“Oh no, don’t say that! You’re a great mom. You can do it!!” My friend meant to comfort me with her wide-eyed declaration of my greatness, except the problem was that I never said that I wasn’t a great mom. I had merely said that during this everlasting and bitterly cold Midwest winter, my kids’ cabin fever has reached an all-time high and I wasn’t sure I was going make it to Spring. Was I being hyperbolic? Sure. Negative? I suppose. But I wasn’t sure how my friend had interpreted what I said as a heartbroken confession of my ineptitude as a mother. When I asked her about it, her immediate back-pedaling made it clear that it wasn’t about what I said, it was about how I said it. I wasn’t being “positive” and that made her uncomfortable and so she felt the need fix it.
Society seems to have decided that relentless positivity is the one-size fits all solution to emotional well-being. At its best, positive thinking is a powerful way of using one’s mindset to grow and flourish as a person, but it also has a dark side. Too often positive thinking can become victim blaming or, as my friend inadvertently demonstrated to me, an implicit type of mom-shaming.
When it’s someone else’s struggle that reminds us that bad things happen, so often we double-down on our positive mindset and deny that sometimes heartbreak, disappointment, and failure are inescapable.
Positive thinking is making the choice to have a can-do attitude and to always emphasize the silver-lining. In short, if you act like you’re happy, talk like you’re happy, and think like you’re happy, chances are, you’ll be happy.
While this feels like a straightforward and dare I say “positive” life strategy, the problem is that unfortunately, reality isn’t always happy. Bad things happen to good people and there are a lot of variables in life that are out of our control. But if we are trying really hard to only see the positive, being confronted by negative realities can threaten our carefully constructed perspectives. And when it’s someone else’s struggle that reminds us that bad things happen, so often we double-down on our positive mindset and deny that sometimes heartbreak, disappointment, and failure are inescapable. We assure ourselves that bad things don’t just happen, negativity isn’t a given, if someone has a problem, its because they themselves are the problem.

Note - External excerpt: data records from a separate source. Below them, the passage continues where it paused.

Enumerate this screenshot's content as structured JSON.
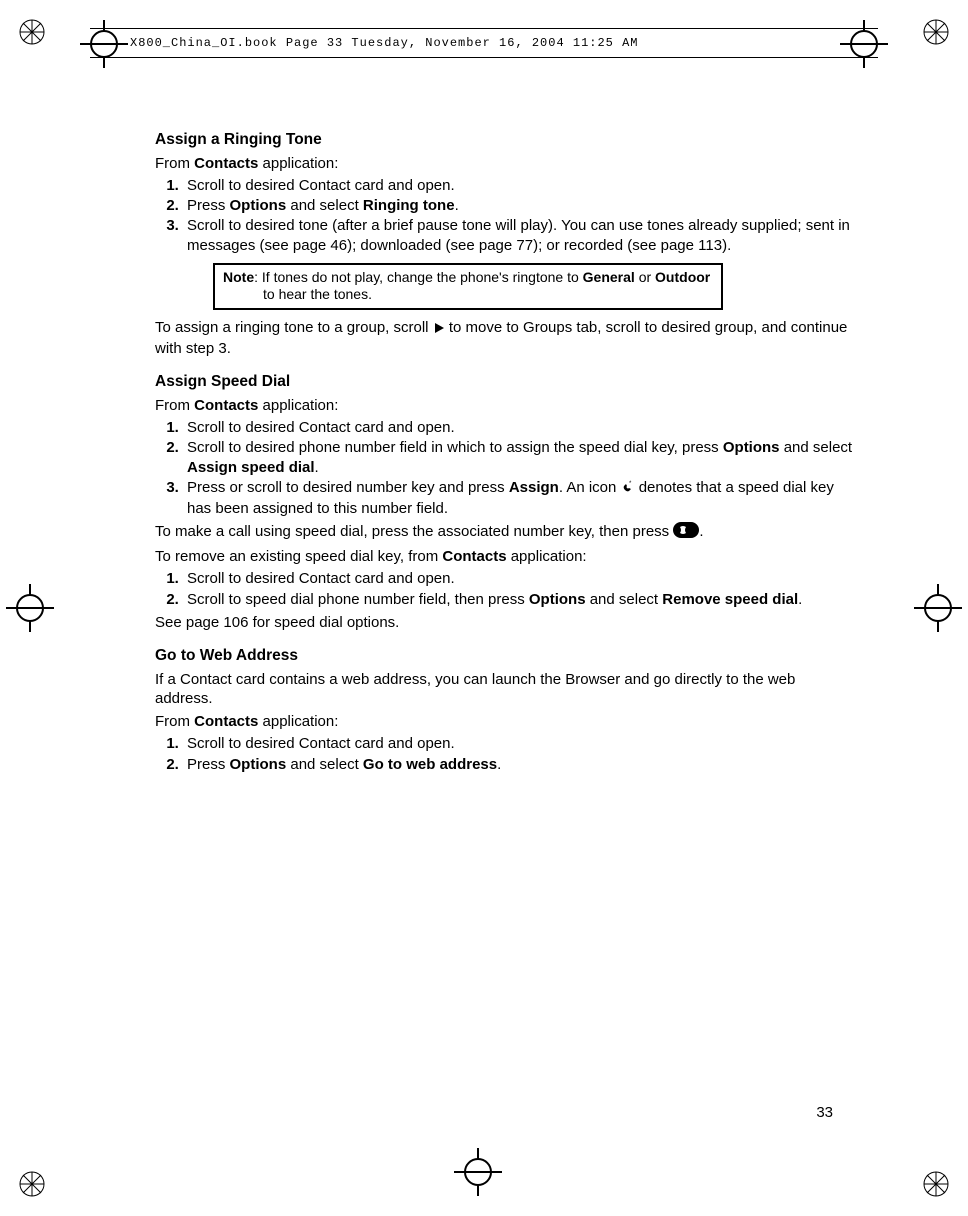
{
  "header": {
    "filename_line": "X800_China_OI.book  Page 33  Tuesday, November 16, 2004  11:25 AM"
  },
  "page_number": "33",
  "s1": {
    "heading": "Assign a Ringing Tone",
    "intro_pre": "From ",
    "intro_bold": "Contacts",
    "intro_post": " application:",
    "li1": "Scroll to desired Contact card and open.",
    "li2_pre": "Press ",
    "li2_b1": "Options",
    "li2_mid": " and select ",
    "li2_b2": "Ringing tone",
    "li2_post": ".",
    "li3": "Scroll to desired tone (after a brief pause tone will play). You can use tones already supplied; sent in messages (see page 46); downloaded (see page 77); or recorded (see page 113).",
    "note_label": "Note",
    "note_pre": ": If tones do not play, change the phone's ringtone to ",
    "note_b1": "General",
    "note_mid": " or ",
    "note_b2": "Outdoor",
    "note_post": " to hear the tones.",
    "after_note_pre": "To assign a ringing tone to a group, scroll ",
    "after_note_post": " to move to Groups tab, scroll to desired group, and continue with step 3."
  },
  "s2": {
    "heading": "Assign Speed Dial",
    "intro_pre": "From ",
    "intro_bold": "Contacts",
    "intro_post": " application:",
    "li1": "Scroll to desired Contact card and open.",
    "li2_pre": "Scroll to desired phone number field in which to assign the speed dial key, press ",
    "li2_b1": "Options",
    "li2_mid": " and select ",
    "li2_b2": "Assign speed dial",
    "li2_post": ".",
    "li3_pre": "Press or scroll to desired number key and press ",
    "li3_b1": "Assign",
    "li3_mid": ". An icon ",
    "li3_post": " denotes that a speed dial key has been assigned to this number field.",
    "call_pre": "To make a call using speed dial, press the associated number key, then press ",
    "call_post": ".",
    "remove_intro_pre": "To remove an existing speed dial key, from ",
    "remove_intro_bold": "Contacts",
    "remove_intro_post": " application:",
    "r_li1": "Scroll to desired Contact card and open.",
    "r_li2_pre": "Scroll to speed dial phone number field, then press ",
    "r_li2_b1": "Options",
    "r_li2_mid": " and select ",
    "r_li2_b2": "Remove speed dial",
    "r_li2_post": ".",
    "footer": "See page 106 for speed dial options."
  },
  "s3": {
    "heading": "Go to Web Address",
    "intro": "If a Contact card contains a web address, you can launch the Browser and go directly to the web address.",
    "from_pre": "From ",
    "from_bold": "Contacts",
    "from_post": " application:",
    "li1": "Scroll to desired Contact card and open.",
    "li2_pre": "Press ",
    "li2_b1": "Options",
    "li2_mid": " and select ",
    "li2_b2": "Go to web address",
    "li2_post": "."
  }
}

I’ve found that this kind of victim blaming is especially prevalent during motherhood when our deepest fears about all the bad things that might happen are heightened and the truly uncontrollable nature of life has never felt clearer. We’ve all heard the accusations before, when a child is hurt the internet demands to know where his mother was. When a little girl goes missing, we examine the mother’s parenting choices that must have led to this. Positivity morphing into mom shaming isn’t just reserved for tragedies and national news stories, it is as ordinary as denying our friends the opportunity to vent and complain because their misfortunes would pollute our otherwise positive environment. Because an upbeat dismissal of our friend’s feelings is really all that our insistence on positivity really communicates.
If I say my life is busy and stressful, who are you to tell me that it’s not?

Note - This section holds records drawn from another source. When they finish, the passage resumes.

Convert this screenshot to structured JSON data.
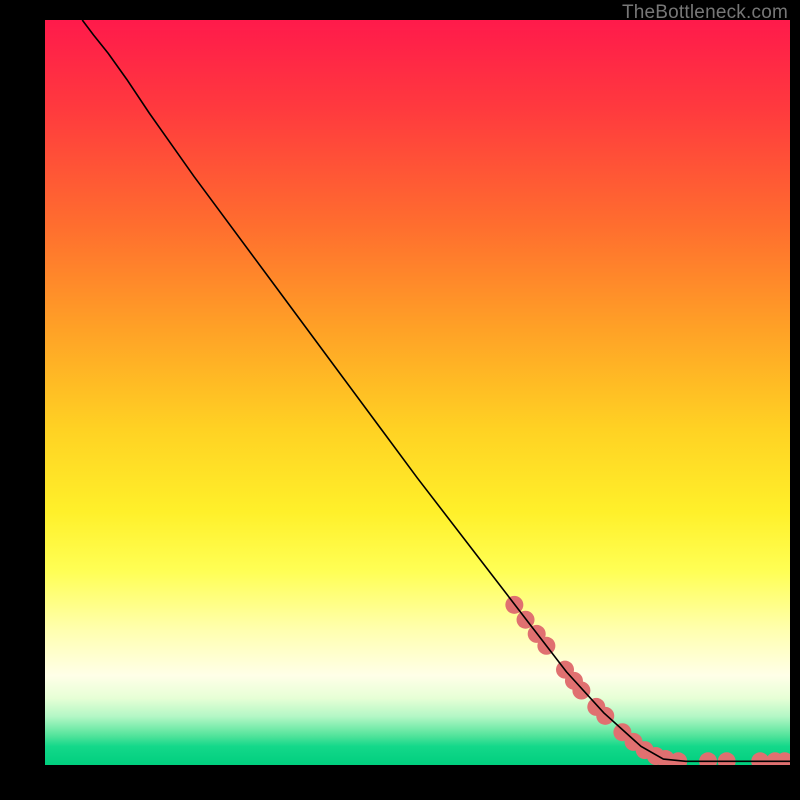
{
  "watermark": "TheBottleneck.com",
  "chart_data": {
    "type": "line",
    "title": "",
    "xlabel": "",
    "ylabel": "",
    "xlim": [
      0,
      100
    ],
    "ylim": [
      0,
      100
    ],
    "curve": [
      {
        "x": 5.0,
        "y": 100.0
      },
      {
        "x": 6.5,
        "y": 98.0
      },
      {
        "x": 8.5,
        "y": 95.5
      },
      {
        "x": 11.0,
        "y": 92.0
      },
      {
        "x": 14.0,
        "y": 87.5
      },
      {
        "x": 20.0,
        "y": 79.0
      },
      {
        "x": 30.0,
        "y": 65.5
      },
      {
        "x": 40.0,
        "y": 52.0
      },
      {
        "x": 50.0,
        "y": 38.5
      },
      {
        "x": 60.0,
        "y": 25.5
      },
      {
        "x": 65.0,
        "y": 19.0
      },
      {
        "x": 70.0,
        "y": 12.5
      },
      {
        "x": 75.0,
        "y": 7.0
      },
      {
        "x": 80.0,
        "y": 2.5
      },
      {
        "x": 83.0,
        "y": 0.8
      },
      {
        "x": 86.0,
        "y": 0.5
      },
      {
        "x": 90.0,
        "y": 0.5
      },
      {
        "x": 95.0,
        "y": 0.5
      },
      {
        "x": 100.0,
        "y": 0.5
      }
    ],
    "highlights": [
      {
        "x": 63.0,
        "y": 21.5
      },
      {
        "x": 64.5,
        "y": 19.5
      },
      {
        "x": 66.0,
        "y": 17.6
      },
      {
        "x": 67.3,
        "y": 16.0
      },
      {
        "x": 69.8,
        "y": 12.8
      },
      {
        "x": 71.0,
        "y": 11.3
      },
      {
        "x": 72.0,
        "y": 10.0
      },
      {
        "x": 74.0,
        "y": 7.8
      },
      {
        "x": 75.2,
        "y": 6.6
      },
      {
        "x": 77.5,
        "y": 4.4
      },
      {
        "x": 79.0,
        "y": 3.1
      },
      {
        "x": 80.5,
        "y": 2.0
      },
      {
        "x": 82.0,
        "y": 1.2
      },
      {
        "x": 83.3,
        "y": 0.8
      },
      {
        "x": 85.0,
        "y": 0.5
      },
      {
        "x": 89.0,
        "y": 0.5
      },
      {
        "x": 91.5,
        "y": 0.5
      },
      {
        "x": 96.0,
        "y": 0.5
      },
      {
        "x": 98.0,
        "y": 0.5
      },
      {
        "x": 99.3,
        "y": 0.5
      }
    ],
    "highlight_color": "#e07070",
    "highlight_radius_px": 9
  }
}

Whenever I mention any stress induced by my busy life as a work-from-home mother I often get the response from well-meaning friends telling me that actually all of my stress is due, not to the dozens of plates I‘m spinning, but rather to how I spin my plates. Or in their words, “You just need better time management systems.” None of this is said with malice or the intent to shame me, rather it is well-intended advice arising from a place of positive “No need to be negative! You can do anything!” thinking with a hefty dash of has-no-idea-what-I’m-going-through-privilege.
But whatever they are trying to communicate, what they are actually communicating is, “Smart people don’t have stupid problems and your problem is stupid.” Not only do I feel ashamed of my inability to be a better mother, I also feel a little gas-lit about my own life. If I say my life is busy and stressful, who are you to tell me that it’s not?
We have to ask ourselves at what point our “positive encouragement” is our own discomfort with another’s limitations disguised as a motivational speech. Maybe they don’t even consider what they are dealing with limitations, or maybe they do, but they simply don’t feel the need to put a positive spin on things, because maybe, they have already accepted what we all have to accept: as long as negative realities exist, being positive all the time simply isn’t honest.